How did the HD67 perform and feel after more than a week on my wrist? It consistently gained 8 seconds per day, which is totally acceptable to me. The HD67 is not a COSC certified piece and 8 seconds per day compares extremely well to other timepieces I have tested in this price range. The chronograph performed well, also- and it is very smooth to operate. The one thing I did not test was the power reserve, but I was happy with the accuracy.
One day, I was leaving the office wearing the HD67 and I ran into a client who always wears a Lange. He asked to see what was on my wrist because we always talk watches. You should have seen his admiration for the HD67 — the retro style really appeals to watch guys. The next day, I had a lunch meeting with a corporate banker, he stared at the HD67 the whole time. He never said anything, but I could see him wondering what was on my wrist. The HD67 combines style, presence, proportions and quality that command respect.
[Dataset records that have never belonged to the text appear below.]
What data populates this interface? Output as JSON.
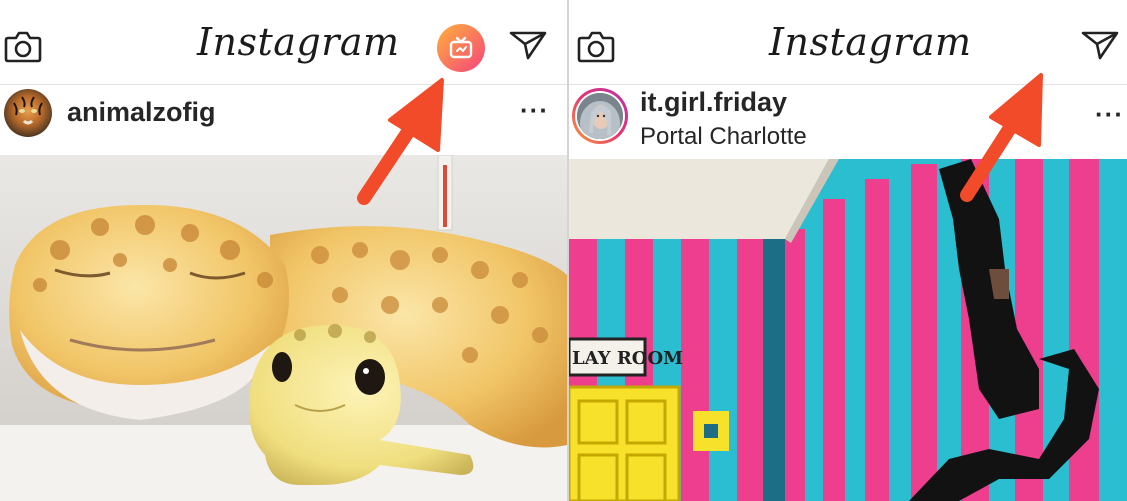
{
  "left_screen": {
    "app_name": "Instagram",
    "icons": {
      "camera": "camera-icon",
      "igtv": "igtv-icon",
      "direct": "direct-message-icon",
      "more": "more-options-icon"
    },
    "post": {
      "username": "animalzofig",
      "more_label": "···"
    },
    "annotation_arrow_color": "#f24b2a",
    "igtv_gradient": [
      "#ffb13b",
      "#f5447c"
    ]
  },
  "right_screen": {
    "app_name": "Instagram",
    "icons": {
      "camera": "camera-icon",
      "direct": "direct-message-icon",
      "more": "more-options-icon"
    },
    "post": {
      "username": "it.girl.friday",
      "location": "Portal Charlotte",
      "more_label": "···",
      "photo_sign_text": "LAY ROOM"
    },
    "annotation_arrow_color": "#f24b2a",
    "stripe_colors": [
      "#ee3f8e",
      "#2bbdd0"
    ]
  }
}
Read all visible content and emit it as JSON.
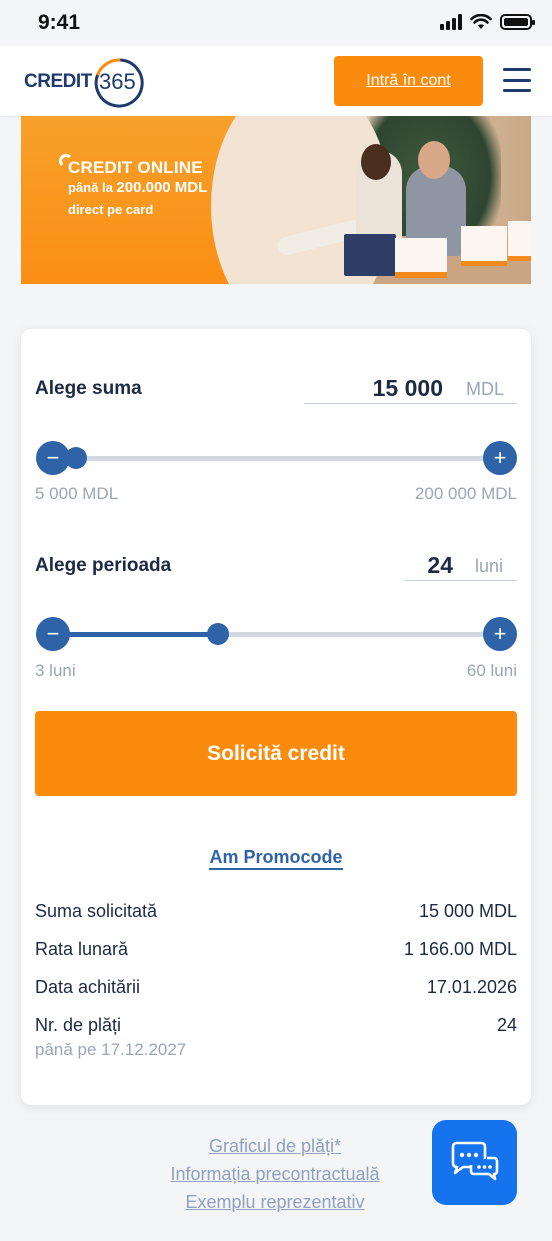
{
  "status_bar": {
    "time": "9:41"
  },
  "header": {
    "logo_text": "CREDIT",
    "logo_number": "365",
    "login_label": "Intră în cont"
  },
  "banner": {
    "line1": "CREDIT ONLINE",
    "line2_prefix": "până la",
    "line2_amount": "200.000 MDL",
    "line3": "direct pe card"
  },
  "calculator": {
    "amount": {
      "label": "Alege suma",
      "value": "15 000",
      "unit": "MDL",
      "min_label": "5 000 MDL",
      "max_label": "200 000 MDL",
      "min": 5000,
      "max": 200000,
      "current": 15000
    },
    "period": {
      "label": "Alege perioada",
      "value": "24",
      "unit": "luni",
      "min_label": "3 luni",
      "max_label": "60 luni",
      "min": 3,
      "max": 60,
      "current": 24
    },
    "apply_label": "Solicită credit",
    "promo_label": "Am Promocode",
    "summary": [
      {
        "label": "Suma solicitată",
        "value": "15 000 MDL"
      },
      {
        "label": "Rata lunară",
        "value": "1 166.00 MDL"
      },
      {
        "label": "Data achitării",
        "value": "17.01.2026"
      },
      {
        "label": "Nr. de plăți",
        "value": "24"
      }
    ],
    "until_note": "până pe 17.12.2027"
  },
  "footer_links": [
    "Graficul de plăți*",
    "Informația precontractuală",
    "Exemplu reprezentativ"
  ],
  "colors": {
    "accent": "#fb8b0c",
    "primary": "#2e63a8",
    "chat": "#1573ed"
  }
}
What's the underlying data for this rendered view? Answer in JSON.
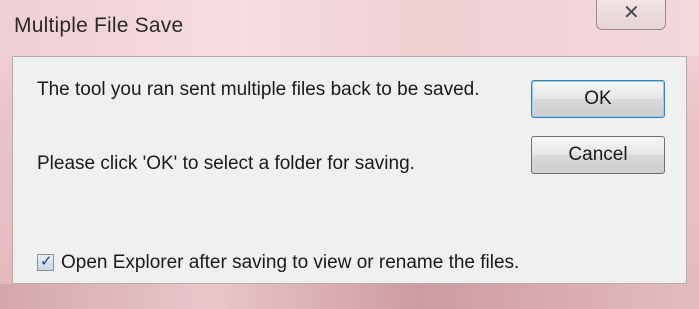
{
  "window": {
    "title": "Multiple File Save",
    "close_glyph": "✕"
  },
  "message": {
    "line1": "The tool you ran sent multiple files back to be saved.",
    "line2": "Please click 'OK' to select a folder for saving."
  },
  "buttons": {
    "ok_label": "OK",
    "cancel_label": "Cancel"
  },
  "option": {
    "checked": true,
    "check_glyph": "✓",
    "label": "Open Explorer after saving to view or rename the files."
  },
  "colors": {
    "accent": "#3c7fb1",
    "check_color": "#1f3d8a",
    "frame": "#e9c3c8",
    "client_bg": "#f0f0f0"
  },
  "icons": {
    "close": "close-icon",
    "checkbox": "checkmark-icon"
  }
}
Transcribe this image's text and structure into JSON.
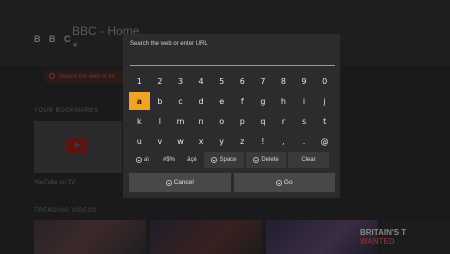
{
  "background": {
    "logo_text": "B B C",
    "page_title": "BBC - Home",
    "search_placeholder": "Search the web or en",
    "bookmarks_heading": "YOUR BOOKMARKS",
    "bookmark_label": "YouTube on TV",
    "trending_heading": "TRENDING VIDEOS",
    "thumb4_text_line1": "BRITAIN'S T",
    "thumb4_text_line2": "WANTED"
  },
  "dialog": {
    "url_prompt": "Search the web or enter URL",
    "url_value": "",
    "selected_key": "a",
    "rows": [
      [
        "1",
        "2",
        "3",
        "4",
        "5",
        "6",
        "7",
        "8",
        "9",
        "0"
      ],
      [
        "a",
        "b",
        "c",
        "d",
        "e",
        "f",
        "g",
        "h",
        "i",
        "j"
      ],
      [
        "k",
        "l",
        "m",
        "n",
        "o",
        "p",
        "q",
        "r",
        "s",
        "t"
      ],
      [
        "u",
        "v",
        "w",
        "x",
        "y",
        "z",
        "!",
        ",",
        ".",
        "@"
      ]
    ],
    "function_keys": {
      "abc": "a\\",
      "symbols": "#$%",
      "accents": "äçé",
      "space": "Space",
      "delete": "Delete",
      "clear": "Clear"
    },
    "actions": {
      "cancel": "Cancel",
      "go": "Go"
    }
  },
  "colors": {
    "selected_key": "#f0a324",
    "dialog_bg": "#2c2c2e",
    "button_bg": "#48484a"
  }
}
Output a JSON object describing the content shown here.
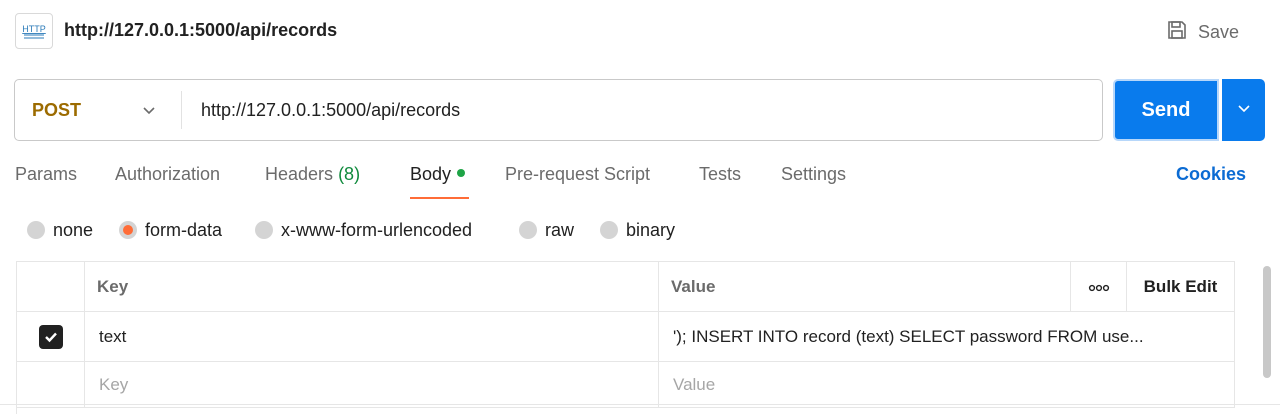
{
  "header": {
    "icon_text": "HTTP",
    "title": "http://127.0.0.1:5000/api/records",
    "save_label": "Save"
  },
  "request": {
    "method": "POST",
    "url": "http://127.0.0.1:5000/api/records",
    "send_label": "Send",
    "method_color": "#9c6b00",
    "send_color": "#097bed"
  },
  "tabs": [
    {
      "label": "Params"
    },
    {
      "label": "Authorization"
    },
    {
      "label": "Headers",
      "count": "(8)"
    },
    {
      "label": "Body",
      "active": true
    },
    {
      "label": "Pre-request Script"
    },
    {
      "label": "Tests"
    },
    {
      "label": "Settings"
    }
  ],
  "cookies_label": "Cookies",
  "body_types": [
    {
      "label": "none",
      "checked": false
    },
    {
      "label": "form-data",
      "checked": true
    },
    {
      "label": "x-www-form-urlencoded",
      "checked": false
    },
    {
      "label": "raw",
      "checked": false
    },
    {
      "label": "binary",
      "checked": false
    }
  ],
  "table": {
    "headers": {
      "key": "Key",
      "value": "Value",
      "more": "ooo",
      "bulk_edit": "Bulk Edit"
    },
    "rows": [
      {
        "checked": true,
        "key": "text",
        "value": "'); INSERT INTO record (text) SELECT password FROM use..."
      }
    ],
    "placeholders": {
      "key": "Key",
      "value": "Value"
    }
  },
  "accent_color": "#ff6c37"
}
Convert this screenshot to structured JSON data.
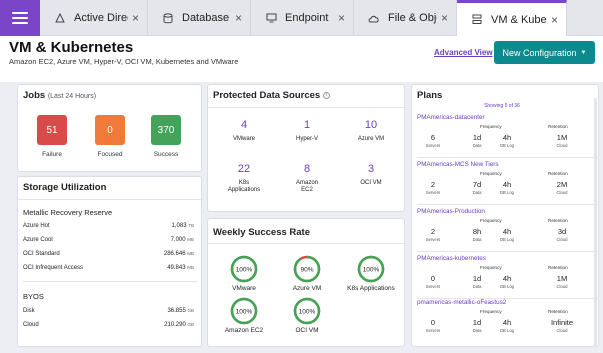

And that’s how I FELT when I was wearing it. I felt like I had a serious timepiece on my wrist that could hold its own in any company.
I must say that, as the days went by, the HD67 began to feel much more at home with business attire than with hoodies and jeans. Yes, it is a rugged tool watch that can do it all. But it feels more in its element when dressed up for a big meeting or cocktail. The only things I would change about the HD67 are some minor cosmetic things. The quality, wrist presence, movement and case design are superb. If I had an HD67 in my own collection, it would get a lot of wrist time and it would see a lot of action in client-facing situations. For the price, you would have a hard time doing better than the Longines Heritage Diver 1967.